Cars with Common Sense
While work on the autonomous driving domain has seen amazing advancements already, common sense like that of human drivers has been the missing piece in the developments. In difficult traffic conditions, especially in big and chaotic cities, the human mind is highly sensitive to constantly changing variables such as fellow drivers' attitudes, pedestrian behavior and erratic weather. It is critical for the driverless car to develop a human-like common sense on the streets. An MIT spinoff, known as iSee, has been working on AI and deep learning to impart common sense into driverless cars. This is going to be the most significant component of the autonomous vehicle initiative. The iSee team has been working hard on data and neural networks so that cars can learn from data and negotiate any and all types of traffic conditions. According to Yibiao Zhao, co-founder of iSee, “The human mind is super-sensitive to physics and social cues. Current AI is relatively limited in those domains, and we think that is actually the missing piece in driving.” (For more on deep learning, see A Tour of Deep Learning Models.)

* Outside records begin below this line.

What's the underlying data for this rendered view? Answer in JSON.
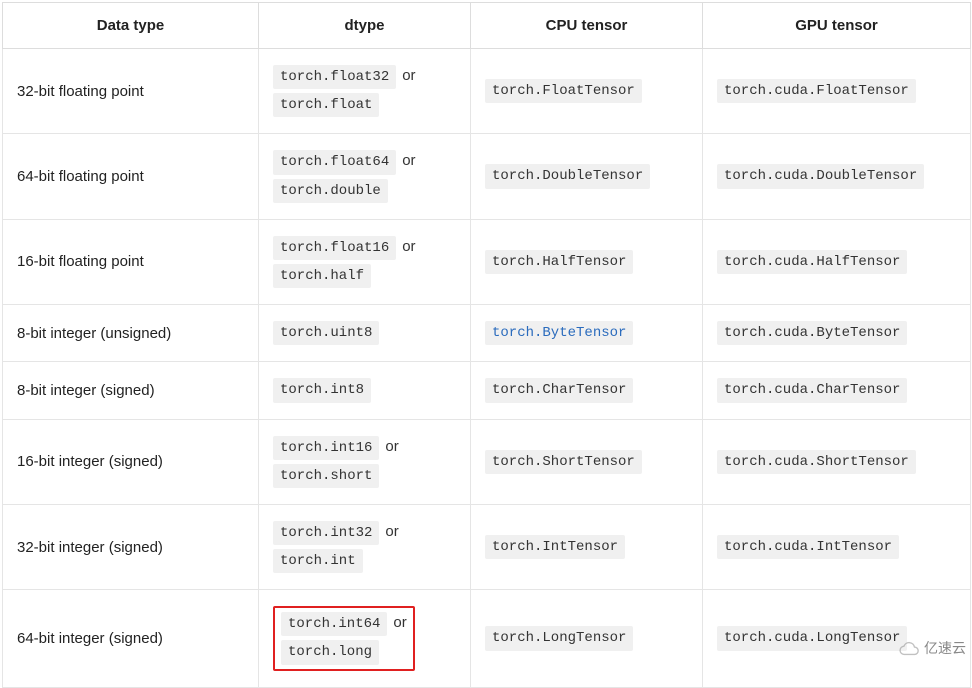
{
  "headers": {
    "data_type": "Data type",
    "dtype": "dtype",
    "cpu": "CPU tensor",
    "gpu": "GPU tensor"
  },
  "or_label": "or",
  "rows": [
    {
      "desc": "32-bit floating point",
      "dtype_a": "torch.float32",
      "dtype_b": "torch.float",
      "cpu": "torch.FloatTensor",
      "gpu": "torch.cuda.FloatTensor",
      "cpu_link": false,
      "highlight": false
    },
    {
      "desc": "64-bit floating point",
      "dtype_a": "torch.float64",
      "dtype_b": "torch.double",
      "cpu": "torch.DoubleTensor",
      "gpu": "torch.cuda.DoubleTensor",
      "cpu_link": false,
      "highlight": false
    },
    {
      "desc": "16-bit floating point",
      "dtype_a": "torch.float16",
      "dtype_b": "torch.half",
      "cpu": "torch.HalfTensor",
      "gpu": "torch.cuda.HalfTensor",
      "cpu_link": false,
      "highlight": false
    },
    {
      "desc": "8-bit integer (unsigned)",
      "dtype_a": "torch.uint8",
      "dtype_b": "",
      "cpu": "torch.ByteTensor",
      "gpu": "torch.cuda.ByteTensor",
      "cpu_link": true,
      "highlight": false
    },
    {
      "desc": "8-bit integer (signed)",
      "dtype_a": "torch.int8",
      "dtype_b": "",
      "cpu": "torch.CharTensor",
      "gpu": "torch.cuda.CharTensor",
      "cpu_link": false,
      "highlight": false
    },
    {
      "desc": "16-bit integer (signed)",
      "dtype_a": "torch.int16",
      "dtype_b": "torch.short",
      "cpu": "torch.ShortTensor",
      "gpu": "torch.cuda.ShortTensor",
      "cpu_link": false,
      "highlight": false
    },
    {
      "desc": "32-bit integer (signed)",
      "dtype_a": "torch.int32",
      "dtype_b": "torch.int",
      "cpu": "torch.IntTensor",
      "gpu": "torch.cuda.IntTensor",
      "cpu_link": false,
      "highlight": false
    },
    {
      "desc": "64-bit integer (signed)",
      "dtype_a": "torch.int64",
      "dtype_b": "torch.long",
      "cpu": "torch.LongTensor",
      "gpu": "torch.cuda.LongTensor",
      "cpu_link": false,
      "highlight": true
    }
  ],
  "watermark": "亿速云"
}
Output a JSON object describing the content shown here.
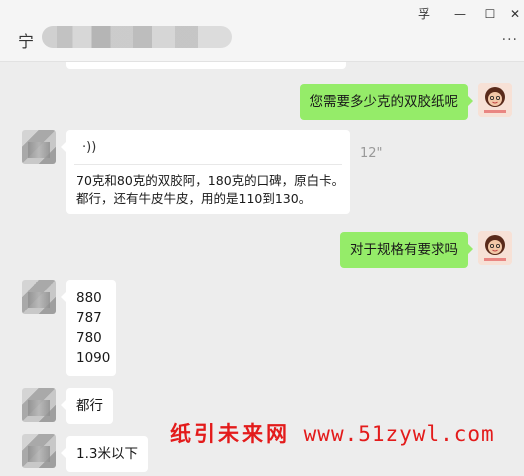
{
  "window": {
    "pin_glyph": "孚",
    "minimize_glyph": "—",
    "maximize_glyph": "☐",
    "close_glyph": "✕",
    "more_glyph": "···"
  },
  "contact": {
    "name_glyph": "宁"
  },
  "messages": [
    {
      "side": "right",
      "type": "text",
      "text": "您需要多少克的双胶纸呢"
    },
    {
      "side": "left",
      "type": "voice",
      "duration": "12\"",
      "transcript": "70克和80克的双胶阿，180克的口碑，原白卡。都行，还有牛皮牛皮，用的是110到130。"
    },
    {
      "side": "right",
      "type": "text",
      "text": "对于规格有要求吗"
    },
    {
      "side": "left",
      "type": "text",
      "lines": [
        "880",
        "787",
        "780",
        "1090"
      ]
    },
    {
      "side": "left",
      "type": "text",
      "text": "都行"
    },
    {
      "side": "left",
      "type": "text",
      "text": "1.3米以下"
    }
  ],
  "voice_icon": "·))",
  "watermark": {
    "cn": "纸引未来网",
    "url": "www.51zywl.com"
  },
  "colors": {
    "sent_bubble": "#95ec69",
    "received_bubble": "#ffffff",
    "watermark": "#e31b1b"
  }
}
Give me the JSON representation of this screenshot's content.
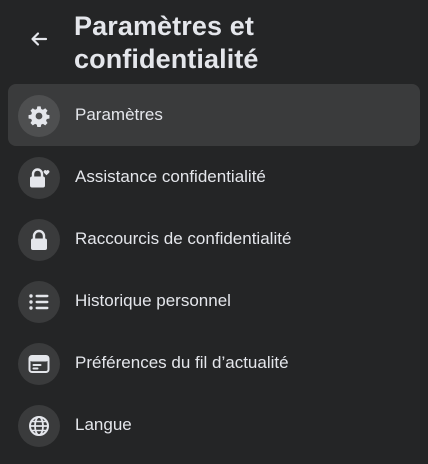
{
  "header": {
    "back_icon": "arrow-left-icon",
    "title": "Paramètres et confidentialité"
  },
  "menu": {
    "items": [
      {
        "label": "Paramètres",
        "icon": "gear-icon",
        "active": true
      },
      {
        "label": "Assistance confidentialité",
        "icon": "lock-heart-icon",
        "active": false
      },
      {
        "label": "Raccourcis de confidentialité",
        "icon": "lock-icon",
        "active": false
      },
      {
        "label": "Historique personnel",
        "icon": "list-icon",
        "active": false
      },
      {
        "label": "Préférences du fil d’actualité",
        "icon": "feed-card-icon",
        "active": false
      },
      {
        "label": "Langue",
        "icon": "globe-icon",
        "active": false
      }
    ]
  },
  "colors": {
    "background": "#242526",
    "active_row": "#3a3b3c",
    "icon_circle": "#3a3b3c",
    "text": "#e4e6eb"
  }
}
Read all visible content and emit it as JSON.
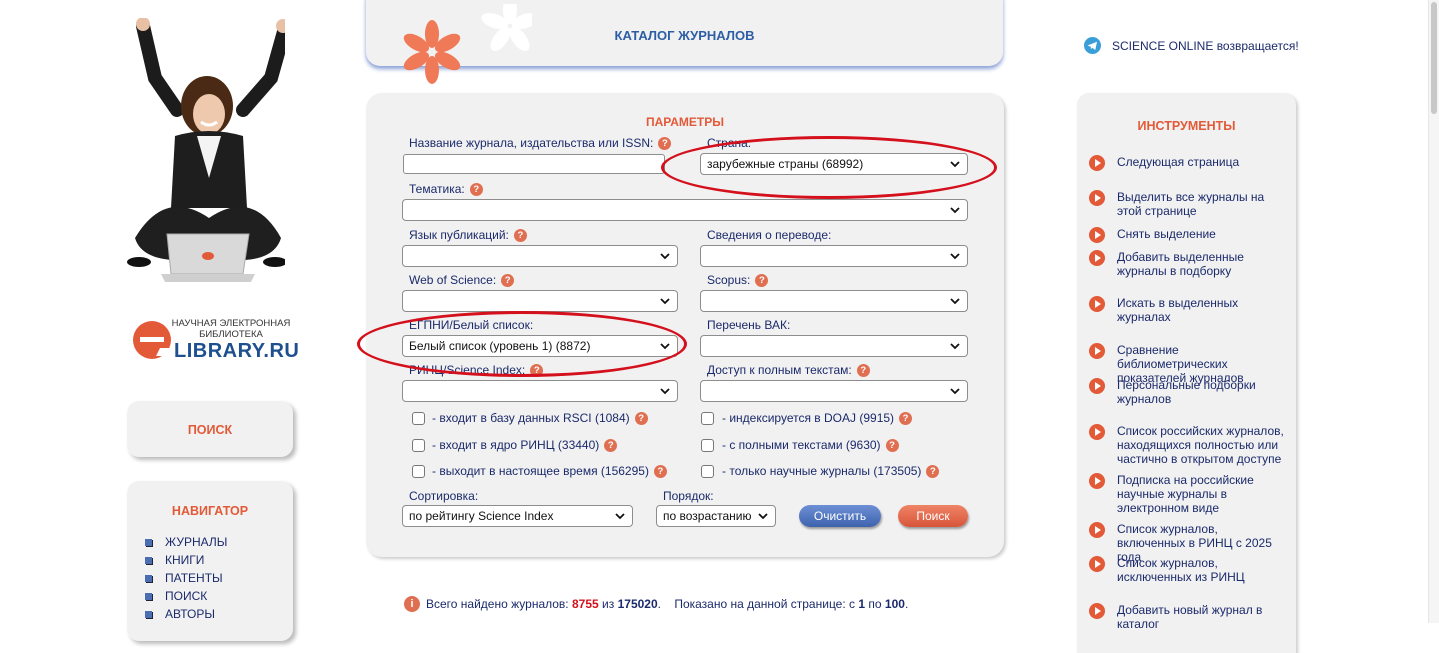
{
  "logo": {
    "small_text": "НАУЧНАЯ ЭЛЕКТРОННАЯ БИБЛИОТЕКА",
    "big_text": "LIBRARY.RU"
  },
  "left": {
    "search_title": "ПОИСК",
    "navigator_title": "НАВИГАТОР",
    "nav_items": [
      "ЖУРНАЛЫ",
      "КНИГИ",
      "ПАТЕНТЫ",
      "ПОИСК",
      "АВТОРЫ"
    ]
  },
  "header": {
    "title": "КАТАЛОГ ЖУРНАЛОВ"
  },
  "params": {
    "title": "ПАРАМЕТРЫ",
    "journal_name_label": "Название журнала, издательства или ISSN:",
    "journal_name_value": "",
    "country_label": "Страна:",
    "country_value": "зарубежные страны  (68992)",
    "topic_label": "Тематика:",
    "topic_value": "",
    "language_label": "Язык публикаций:",
    "language_value": "",
    "translation_label": "Сведения о переводе:",
    "translation_value": "",
    "wos_label": "Web of Science:",
    "wos_value": "",
    "scopus_label": "Scopus:",
    "scopus_value": "",
    "egpni_label": "ЕГПНИ/Белый список:",
    "egpni_value": "Белый список (уровень 1)  (8872)",
    "vak_label": "Перечень ВАК:",
    "vak_value": "",
    "rinc_label": "РИНЦ/Science Index:",
    "rinc_value": "",
    "fulltext_label": "Доступ к полным текстам:",
    "fulltext_value": "",
    "checkboxes": [
      {
        "label": "- входит в базу данных RSCI (1084)",
        "checked": false
      },
      {
        "label": "- индексируется в DOAJ (9915)",
        "checked": false
      },
      {
        "label": "- входит в ядро РИНЦ (33440)",
        "checked": false
      },
      {
        "label": "- с полными текстами (9630)",
        "checked": false
      },
      {
        "label": "- выходит в настоящее время (156295)",
        "checked": false
      },
      {
        "label": "- только научные журналы (173505)",
        "checked": false
      }
    ],
    "sort_label": "Сортировка:",
    "sort_value": "по рейтингу Science Index",
    "order_label": "Порядок:",
    "order_value": "по возрастанию",
    "clear_button": "Очистить",
    "search_button": "Поиск"
  },
  "results": {
    "prefix": "Всего найдено журналов:",
    "found": "8755",
    "of": "из",
    "total": "175020",
    "shown_text": "Показано на данной странице: с",
    "from": "1",
    "to_word": "по",
    "to": "100",
    "end": "."
  },
  "right": {
    "telegram_text": "SCIENCE ONLINE возвращается!",
    "tools_title": "ИНСТРУМЕНТЫ",
    "tools": [
      "Следующая страница",
      "Выделить все журналы на этой странице",
      "Снять выделение",
      "Добавить выделенные журналы в подборку",
      "Искать в выделенных журналах",
      "Сравнение библиометрических показателей журналов",
      "Персональные подборки журналов",
      "Список российских журналов, находящихся полностью или частично в открытом доступе",
      "Подписка на российские научные журналы в электронном виде",
      "Список журналов, включенных в РИНЦ с 2025 года",
      "Список журналов, исключенных из РИНЦ",
      "Добавить новый журнал в каталог"
    ]
  },
  "colors": {
    "accent": "#e25a38",
    "link": "#1b2a6b",
    "highlight_oval": "#d4101c",
    "clear_button": "#4a6db4"
  }
}
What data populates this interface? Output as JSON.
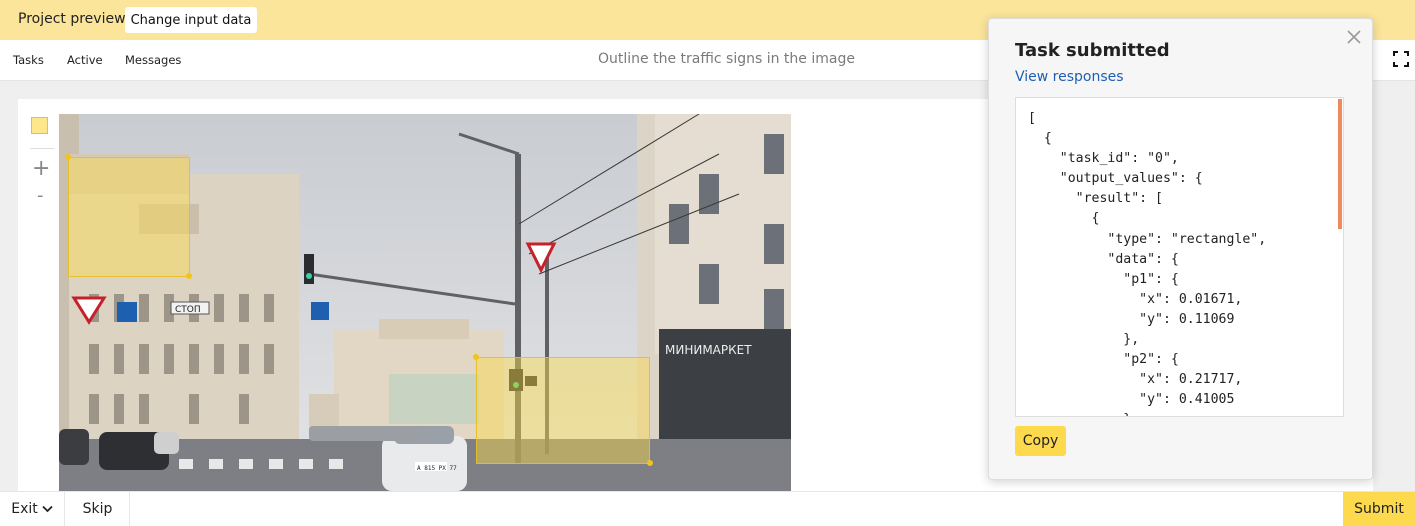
{
  "header": {
    "title": "Project preview",
    "change_input_label": "Change input data"
  },
  "nav": {
    "tasks": "Tasks",
    "active": "Active",
    "messages": "Messages",
    "instruction": "Outline the traffic signs in the image"
  },
  "photo": {
    "sign_text": "СТОП",
    "store_text": "МИНИМАРКЕТ",
    "plate_text": "А 815 РХ 77"
  },
  "footer": {
    "exit_label": "Exit",
    "skip_label": "Skip",
    "submit_label": "Submit"
  },
  "modal": {
    "title": "Task submitted",
    "link": "View responses",
    "json_text": "[\n  {\n    \"task_id\": \"0\",\n    \"output_values\": {\n      \"result\": [\n        {\n          \"type\": \"rectangle\",\n          \"data\": {\n            \"p1\": {\n              \"x\": 0.01671,\n              \"y\": 0.11069\n            },\n            \"p2\": {\n              \"x\": 0.21717,\n              \"y\": 0.41005\n            }",
    "copy_label": "Copy"
  },
  "colors": {
    "accent": "#fcd94d",
    "topbar": "#fbe59b",
    "link": "#1e5fb3"
  }
}
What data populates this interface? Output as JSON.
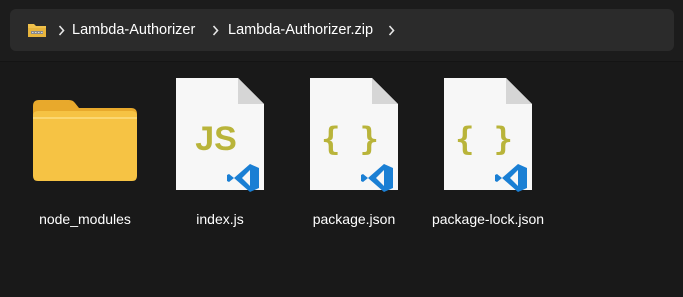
{
  "address_bar": {
    "breadcrumbs": [
      "Lambda-Authorizer",
      "Lambda-Authorizer.zip"
    ]
  },
  "files": [
    {
      "name": "node_modules",
      "icon": "folder-icon"
    },
    {
      "name": "index.js",
      "icon": "js-file-icon",
      "glyph": "JS"
    },
    {
      "name": "package.json",
      "icon": "json-file-icon",
      "glyph": "{ }"
    },
    {
      "name": "package-lock.json",
      "icon": "json-file-icon",
      "glyph": "{ }"
    }
  ],
  "colors": {
    "background": "#191919",
    "folder": "#f6c344",
    "file_glyph": "#b9b43a",
    "vscode_badge": "#1a7fd4"
  }
}
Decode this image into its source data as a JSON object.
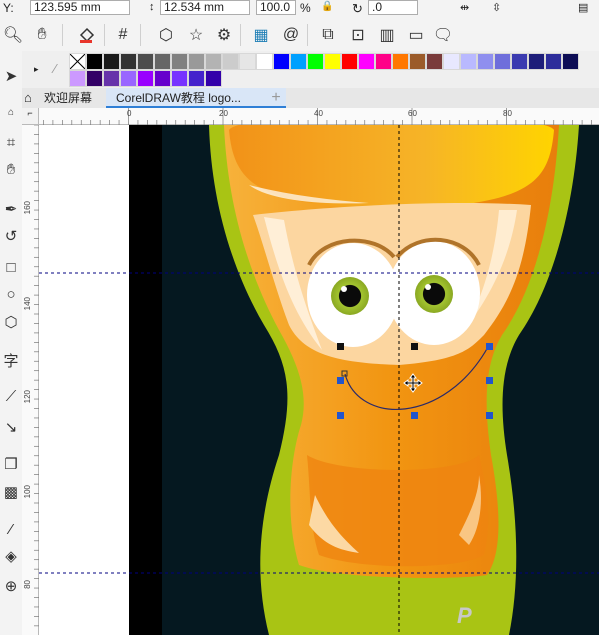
{
  "property_bar": {
    "y_label": "Y:",
    "y_value": "123.595 mm",
    "height_value": "12.534 mm",
    "scale_value": "100.0",
    "percent": "%",
    "angle_value": ".0"
  },
  "toolbar": {
    "icons": [
      "zoom-icon",
      "pan-hand-icon",
      "fill-bucket-icon",
      "snap-grid-icon",
      "polygon-icon",
      "star-icon",
      "gear-icon",
      "table-grid-icon",
      "spiral-icon",
      "shape-tool-icon",
      "connector-icon",
      "chart-icon",
      "callout-icon"
    ]
  },
  "palette": {
    "row1": [
      "#000000",
      "#1a1a1a",
      "#333333",
      "#4d4d4d",
      "#666666",
      "#808080",
      "#999999",
      "#b3b3b3",
      "#cccccc",
      "#e6e6e6",
      "#ffffff",
      "#0000ff",
      "#00a0ff",
      "#00ff00",
      "#ffff00",
      "#ff0000",
      "#ff00ff",
      "#ff0088",
      "#ff7700",
      "#9b5b2a",
      "#7a3b3b",
      "#e8e8ff",
      "#b9b9ff",
      "#8f8fef",
      "#6e6edb",
      "#3b3bb0",
      "#1e1e7a",
      "#2d2d9b",
      "#0d0d55"
    ],
    "row2": [
      "#cc99ff",
      "#330066",
      "#6633aa",
      "#9966ff",
      "#9900ff",
      "#6600cc",
      "#7733ff",
      "#4422cc",
      "#3300aa"
    ]
  },
  "tabs": {
    "home_label": "欢迎屏幕",
    "doc_label": "CorelDRAW教程 logo...",
    "add_label": "+"
  },
  "ruler_top": {
    "ticks": [
      "0",
      "20",
      "40",
      "60",
      "80"
    ]
  },
  "ruler_left": {
    "ticks": [
      "160",
      "140",
      "120",
      "100",
      "80"
    ]
  },
  "canvas": {
    "background_color": "#051820",
    "page_color": "#ffffff",
    "cup_outer_color": "#a9c414",
    "cup_inner_color": "#f39a14",
    "selection_color": "#2255cc",
    "guide_color": "#000080"
  },
  "watermark": {
    "text": "P"
  }
}
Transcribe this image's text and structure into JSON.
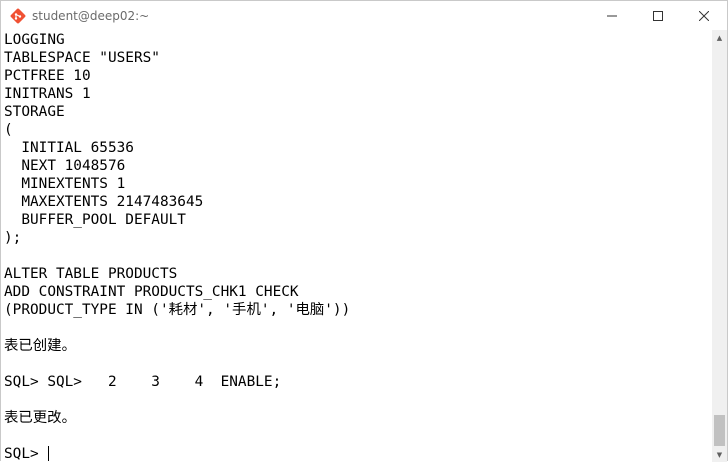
{
  "window": {
    "title": "student@deep02:~",
    "minimize_glyph": "—",
    "maximize_glyph": "☐",
    "close_glyph": "✕"
  },
  "terminal": {
    "lines": [
      "LOGGING",
      "TABLESPACE \"USERS\"",
      "PCTFREE 10",
      "INITRANS 1",
      "STORAGE",
      "(",
      "  INITIAL 65536",
      "  NEXT 1048576",
      "  MINEXTENTS 1",
      "  MAXEXTENTS 2147483645",
      "  BUFFER_POOL DEFAULT",
      ");",
      "",
      "ALTER TABLE PRODUCTS",
      "ADD CONSTRAINT PRODUCTS_CHK1 CHECK",
      "(PRODUCT_TYPE IN ('耗材', '手机', '电脑'))",
      "",
      "表已创建。",
      "",
      "SQL> SQL>   2    3    4  ENABLE;",
      "",
      "表已更改。",
      "",
      "SQL> "
    ]
  },
  "scrollbar": {
    "up_glyph": "▲",
    "down_glyph": "▼"
  },
  "colors": {
    "terminal_bg": "#ffffff",
    "terminal_fg": "#000000"
  }
}
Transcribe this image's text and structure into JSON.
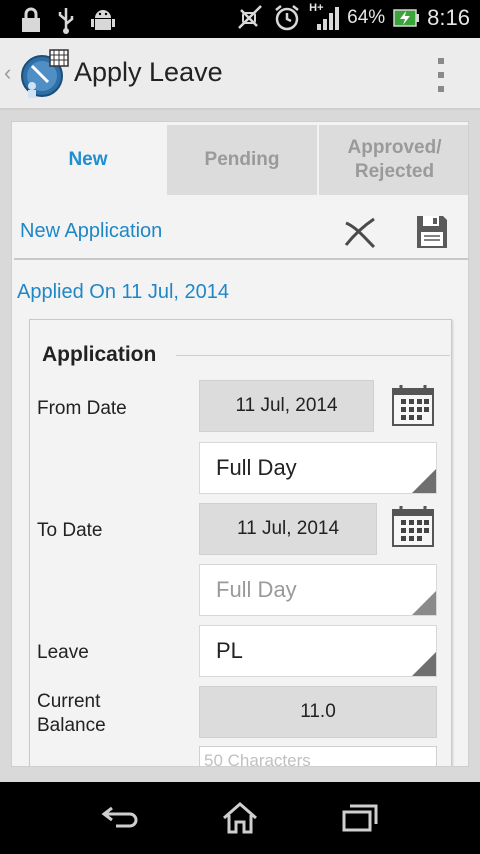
{
  "status_bar": {
    "battery_percent": "64%",
    "time": "8:16",
    "signal_type": "H+",
    "icons": [
      "lock-icon",
      "usb-icon",
      "android-icon",
      "mute-icon",
      "alarm-icon",
      "signal-icon",
      "battery-charging-icon"
    ]
  },
  "action_bar": {
    "title": "Apply Leave",
    "back_glyph": "‹"
  },
  "tabs": [
    {
      "label": "New",
      "active": true
    },
    {
      "label": "Pending",
      "active": false
    },
    {
      "label": "Approved/ Rejected",
      "active": false
    }
  ],
  "sub_header": {
    "title": "New Application",
    "actions": [
      "cancel-icon",
      "save-icon"
    ]
  },
  "applied_on": "Applied On 11 Jul, 2014",
  "application": {
    "section_title": "Application",
    "from_date": {
      "label": "From Date",
      "value": "11 Jul, 2014",
      "duration": "Full Day"
    },
    "to_date": {
      "label": "To Date",
      "value": "11 Jul, 2014",
      "duration": "Full Day"
    },
    "leave": {
      "label": "Leave",
      "value": "PL"
    },
    "current_balance": {
      "label": "Current Balance",
      "value": "11.0"
    },
    "remarks_placeholder": "50 Characters"
  },
  "colors": {
    "accent": "#1f8fd2",
    "tab_inactive_bg": "#dcdcdc",
    "card_bg": "#f3f3f3"
  },
  "nav_bar": [
    "back-icon",
    "home-icon",
    "recent-apps-icon"
  ]
}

Cars with Peripheral Vision
Knowledge of pedestrians, objects or vehicles around a blind corner is a critical factor in safe driving. Blind spots have been responsible for many accidents. A new AI technology enables cars to view and assess the distance and speed of pedestrians, objects or vehicles around a blind corner. CornerCameras, an AI initiative by MIT researchers at the Computer Science and Artificial Intelligence Laboratory (CSAIL) enables driverless cars to identify people or objects situated in blind corners of the roads. The technology uses light reflections and does not actually see objects or people. From the data received, it can direct the self-driving car for a better driving experience. According to Katherine Bouman, the lead author of the paper detailing the system, “Even though those objects aren’t actually visible to the camera, we can look at how their movements affect the penumbra to determine where they are and where they’re going.”
These developments are exciting news and are expediting the arrival of the fully autonomous car. However, before we see autonomous cars on the road across the globe and it is treated as a normal phenomenon, two things will be key: one, the imparting of common sense in driverless cars, and two, clearance of the various legal and insurance hurdles on the way.